Writer/director Rodney Evans' Brother to Brother is about an 18-year-old, gay, black artist who discovers the hidden legacies of gay and lesbian subcultures within the Harlem Renaissance. The film is one of a dozen projects that center on the black experience or are by black filmmakers--the most ever on a Sundance roster, according to the Reporter.
"We have 12 features that are either about, produced by or directed by African-American filmmakers," Festival director Geoff Gilmore said. "What's good is that it indicates that there are a lot of African-American filmmakers working in the independent arena because these are works that would not have been made for studios. It's really of interest to me to see a whole range of people now trying to produce independent work."
Gilmore added that some of the entries in this year's festival are the first generation of post-Sept. 11 films. "These are films by filmmakers that were entirely conceived, developed and then produced following those events," Gilmore told the Reporter. "The insularity of America pre-Sept. 11 and the assuredness that existed in the world at that time followed by the anxiety that exists in the world we are in now. These are films about trying to find things out."
The lineup for the festival's remaining categories and the opening night film are expected to be announced later today. Short films appearing at the festival will be announced Dec. 8.
The Best Thief in the World, Jacob Kornbluth
Book of Love, Alan Brown
Brother to Brother, Rodney Evans
Chrystal, Ray McKinnon
Down to the Bone, Debra Granik
Easy, Jane Weinstock
Evergreen, Enid Zentelis
Garden State, Zach Braff
Harry and Max, Christopher Munch
Maria Full of Grace, Joshua Marston
Napoleon Dynamite, Jared Hess
November, Greg Harrison
One Point O, Jeff Renfroe, MarteinnThorsson
Primer, Shane Carruth
Adultery, John Curran
The Woodsman, Nicole Kassell
A Place of Our Own, Stanley Nelson
Born Into Brothels, Ross Kauffman, ZanaBriksi
Chisholm '72 -- Unbought & Unbossed, Shola Lynch
Dig, Ondi Timoner
Farmingville, Catherine Tambini, Carlos Sandoval
The Fight, Barak Goodman
Heir to an Execution, Ivy Meeropol
Home of the Brave, Paola di Florio
I Like Killing Flies, Matt Mahurin
Imelda, Ramona S. Diaz
In the Realms of the Unreal, Jessica Yu
Deadline, Katy Chevigny, Kirsten Johnson
Neverland: The Rise and Fall of the Symbionese Liberation Army, Robert Stone
Persons of Interest, Alison Maclean, Tobias Perse
Super Size Me, Morgan Spurlock
Word Wars, Julian Petrillo
CSA: Confederate States of America, Kevin Willmott
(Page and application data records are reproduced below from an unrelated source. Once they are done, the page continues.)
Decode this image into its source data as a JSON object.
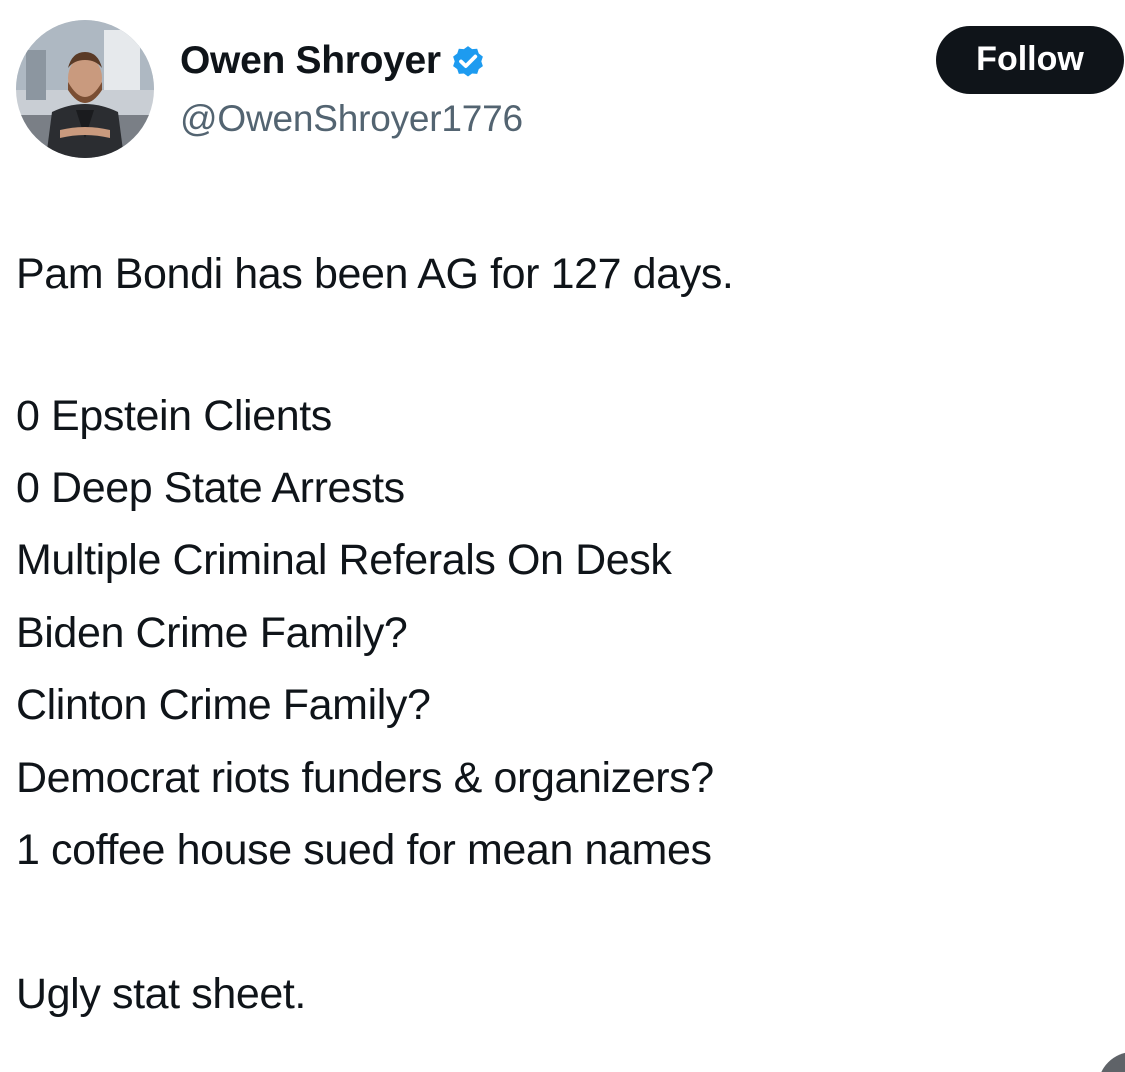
{
  "author": {
    "display_name": "Owen Shroyer",
    "handle": "@OwenShroyer1776",
    "verified_badge_color": "#1d9bf0"
  },
  "actions": {
    "follow_label": "Follow"
  },
  "tweet": {
    "lines": [
      "Pam Bondi has been AG for 127 days.",
      "0 Epstein Clients",
      "0 Deep State Arrests",
      "Multiple Criminal Referals On Desk",
      "Biden Crime Family?",
      "Clinton Crime Family?",
      "Democrat riots funders & organizers?",
      "1 coffee house sued for mean names",
      "Ugly stat sheet."
    ]
  },
  "icons": {
    "verified": "verified-badge-icon",
    "avatar": "profile-photo"
  }
}
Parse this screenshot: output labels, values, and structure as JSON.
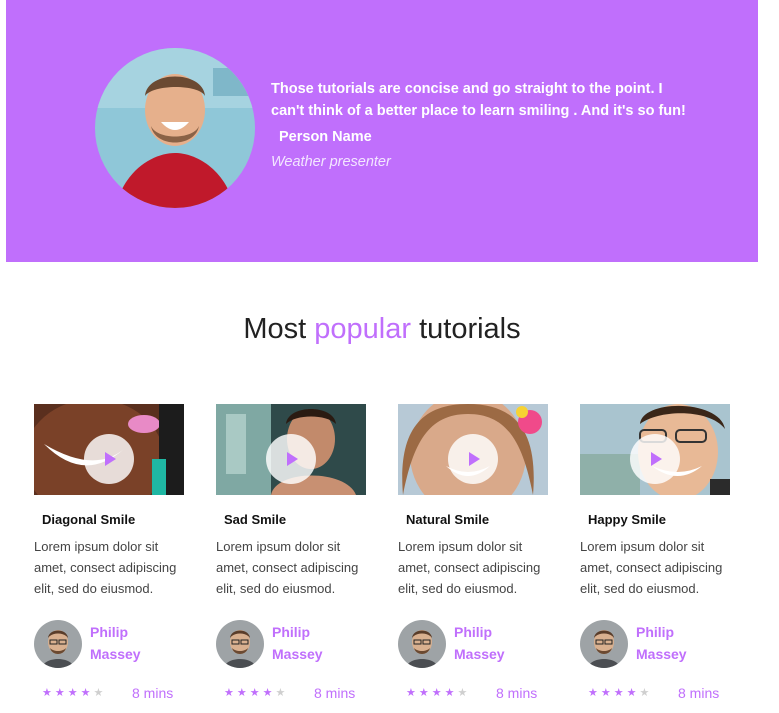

Dandelion, Mark Milgard
Dirty Work, David Sampliner
Everyday People, Jim McKay
Lbs., Matthew Bonifacio
Let the Church Say Amen, David Petersen
Mean Creek, Jacob Aaron Estes
Metallica: Some Kind of Monster, Joe Berlinger & Bruce Sinofsky
MVP, Harry Davis
Open Water, Chris Kentis
Second Best, Eric Weber
September Tapes, Christian Johnston
Speak, Jessica Sharzer